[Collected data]
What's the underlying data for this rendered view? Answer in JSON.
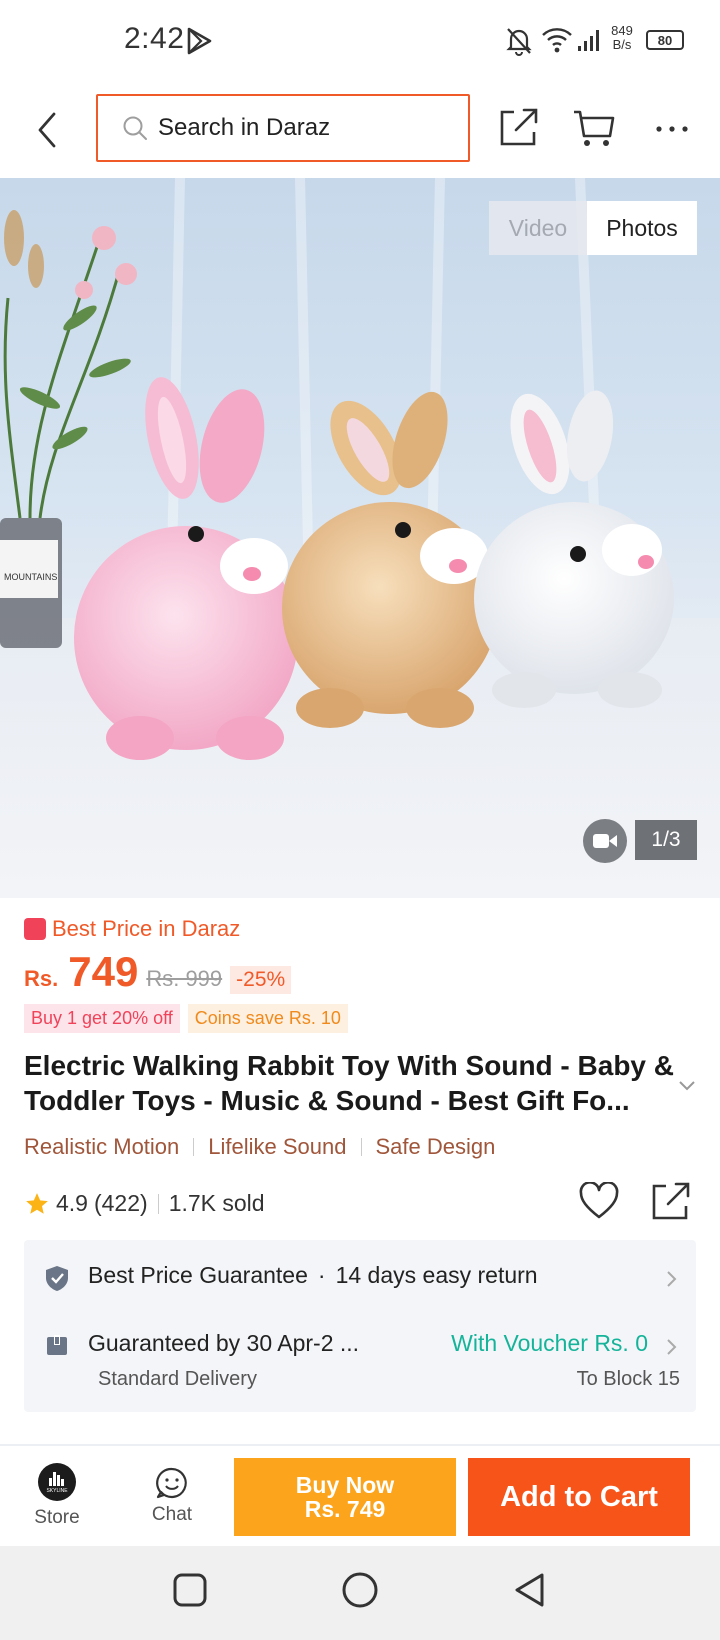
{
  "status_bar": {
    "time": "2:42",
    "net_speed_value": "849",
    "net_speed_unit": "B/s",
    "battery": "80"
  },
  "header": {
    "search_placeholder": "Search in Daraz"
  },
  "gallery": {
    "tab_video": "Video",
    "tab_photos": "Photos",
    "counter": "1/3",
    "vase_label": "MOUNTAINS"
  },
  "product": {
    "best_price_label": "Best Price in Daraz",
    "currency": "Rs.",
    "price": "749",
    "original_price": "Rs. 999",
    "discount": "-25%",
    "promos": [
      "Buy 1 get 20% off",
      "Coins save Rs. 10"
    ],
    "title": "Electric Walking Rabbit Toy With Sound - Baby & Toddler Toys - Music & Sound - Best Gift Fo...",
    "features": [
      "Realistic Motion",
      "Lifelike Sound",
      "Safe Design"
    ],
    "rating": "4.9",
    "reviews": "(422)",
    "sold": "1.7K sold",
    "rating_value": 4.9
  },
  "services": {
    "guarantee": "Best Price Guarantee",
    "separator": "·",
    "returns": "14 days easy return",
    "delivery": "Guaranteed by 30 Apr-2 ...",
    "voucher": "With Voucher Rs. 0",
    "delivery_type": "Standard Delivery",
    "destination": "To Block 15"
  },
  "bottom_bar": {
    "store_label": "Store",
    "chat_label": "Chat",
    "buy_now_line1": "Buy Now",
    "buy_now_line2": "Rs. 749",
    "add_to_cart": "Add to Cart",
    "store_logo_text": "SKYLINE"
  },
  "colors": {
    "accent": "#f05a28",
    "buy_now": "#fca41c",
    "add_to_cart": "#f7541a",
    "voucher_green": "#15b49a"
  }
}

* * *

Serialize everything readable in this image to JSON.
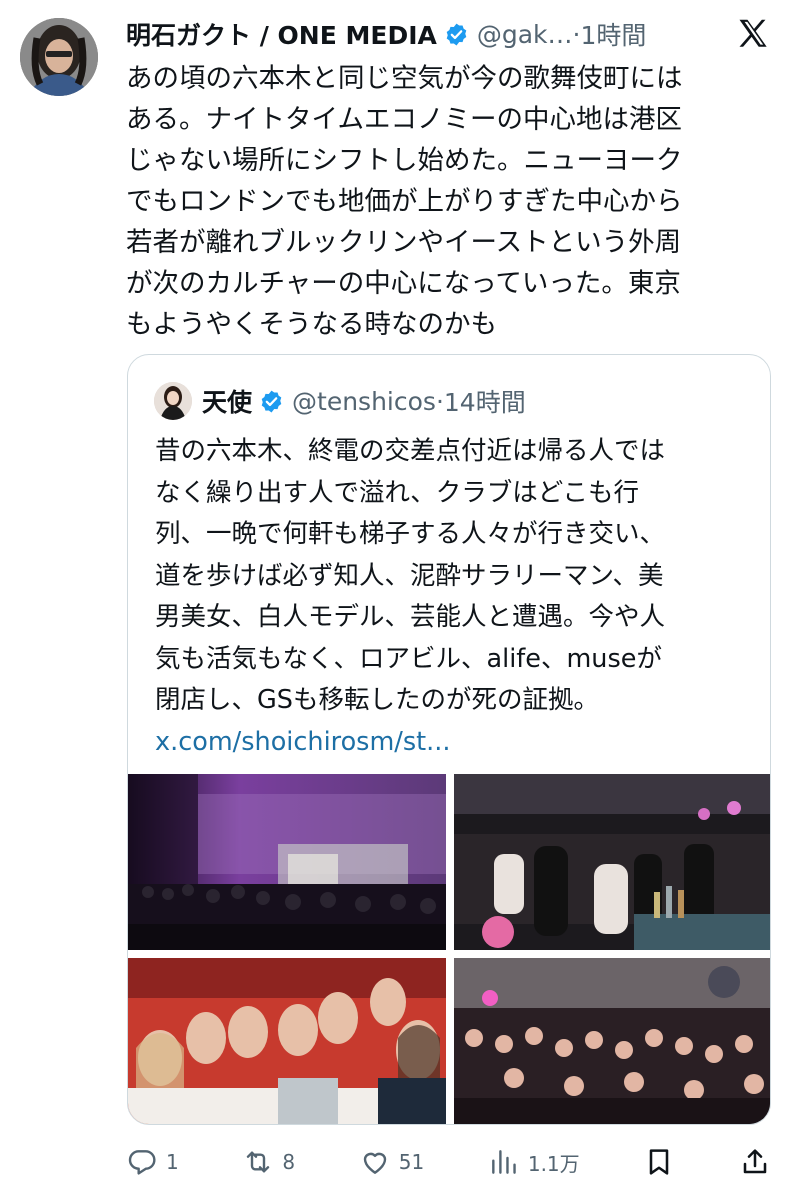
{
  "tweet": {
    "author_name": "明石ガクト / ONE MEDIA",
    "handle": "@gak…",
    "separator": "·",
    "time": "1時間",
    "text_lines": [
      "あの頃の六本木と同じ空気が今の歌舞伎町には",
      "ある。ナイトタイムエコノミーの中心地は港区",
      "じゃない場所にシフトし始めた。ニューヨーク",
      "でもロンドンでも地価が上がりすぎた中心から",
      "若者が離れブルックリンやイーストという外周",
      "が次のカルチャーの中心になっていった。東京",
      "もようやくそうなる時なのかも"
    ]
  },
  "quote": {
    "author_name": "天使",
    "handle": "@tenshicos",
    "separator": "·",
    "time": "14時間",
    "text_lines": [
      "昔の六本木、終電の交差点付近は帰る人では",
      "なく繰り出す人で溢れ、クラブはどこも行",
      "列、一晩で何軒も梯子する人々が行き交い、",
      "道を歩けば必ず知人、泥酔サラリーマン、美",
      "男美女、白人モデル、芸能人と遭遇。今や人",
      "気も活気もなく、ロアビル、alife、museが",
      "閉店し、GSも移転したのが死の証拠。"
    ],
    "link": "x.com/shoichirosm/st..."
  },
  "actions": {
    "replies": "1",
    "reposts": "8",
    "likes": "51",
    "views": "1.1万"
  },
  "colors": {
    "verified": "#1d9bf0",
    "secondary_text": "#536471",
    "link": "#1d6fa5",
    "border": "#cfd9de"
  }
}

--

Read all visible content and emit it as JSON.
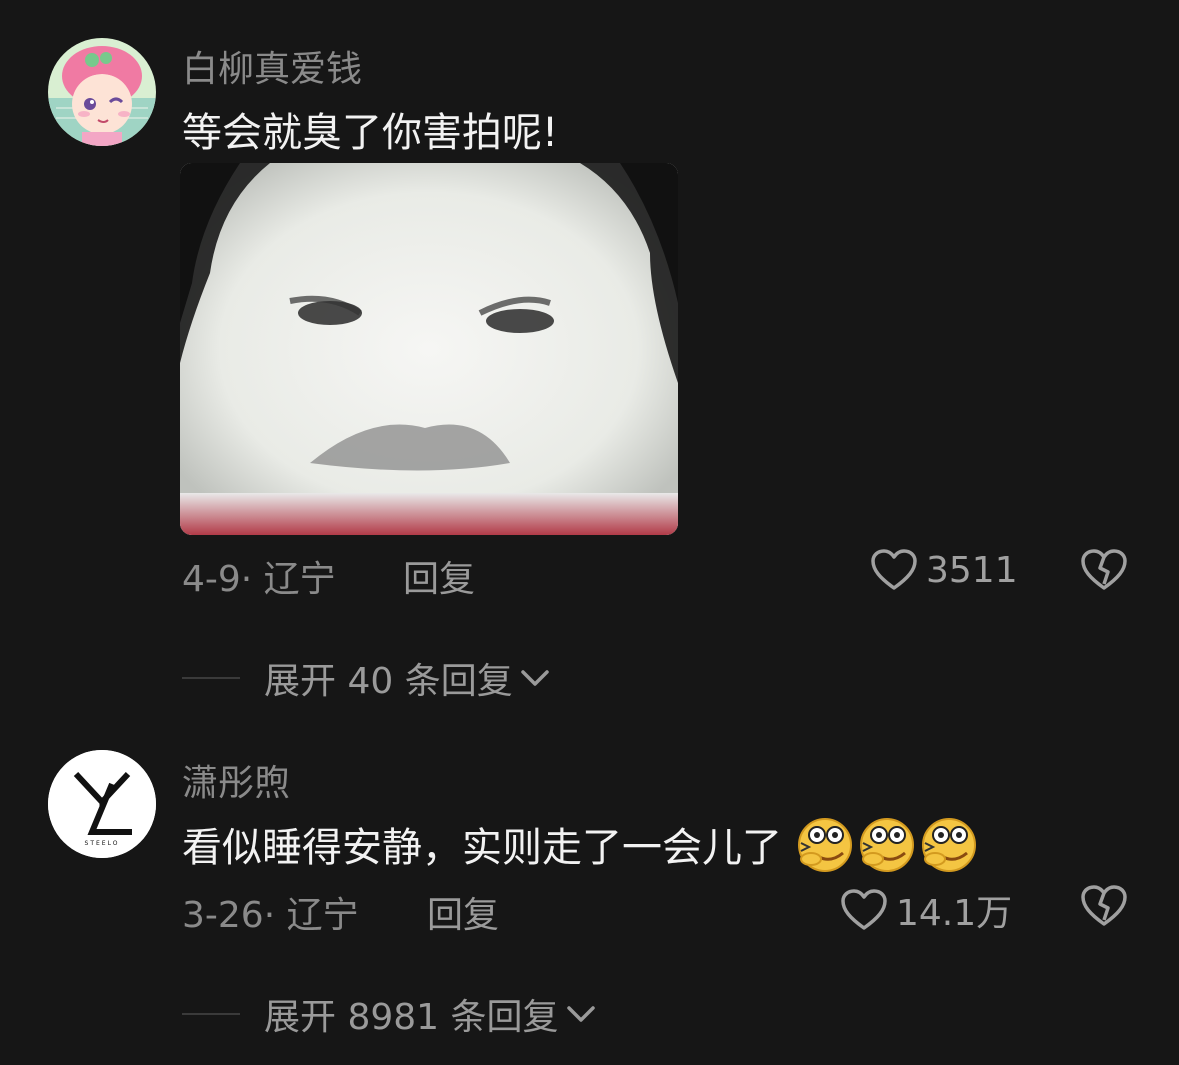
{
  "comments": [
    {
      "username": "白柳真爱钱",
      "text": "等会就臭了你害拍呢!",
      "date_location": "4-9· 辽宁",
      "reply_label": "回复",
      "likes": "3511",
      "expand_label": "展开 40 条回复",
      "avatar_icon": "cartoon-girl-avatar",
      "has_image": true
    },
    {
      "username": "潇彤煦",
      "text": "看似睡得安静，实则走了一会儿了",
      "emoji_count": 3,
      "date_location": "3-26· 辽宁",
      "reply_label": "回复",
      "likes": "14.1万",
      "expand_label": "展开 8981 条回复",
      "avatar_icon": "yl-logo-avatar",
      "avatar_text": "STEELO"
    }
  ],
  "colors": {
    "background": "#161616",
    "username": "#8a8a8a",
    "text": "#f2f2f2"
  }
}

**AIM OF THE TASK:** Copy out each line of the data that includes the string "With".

**RESULT FOR THIS EXERCISE:**
    "title": "Electric Walking Rabbit Toy With Sound - Baby & Toddler Toys - Music & Sound - Best Gift Fo...",
    "voucher": "With Voucher Rs. 0",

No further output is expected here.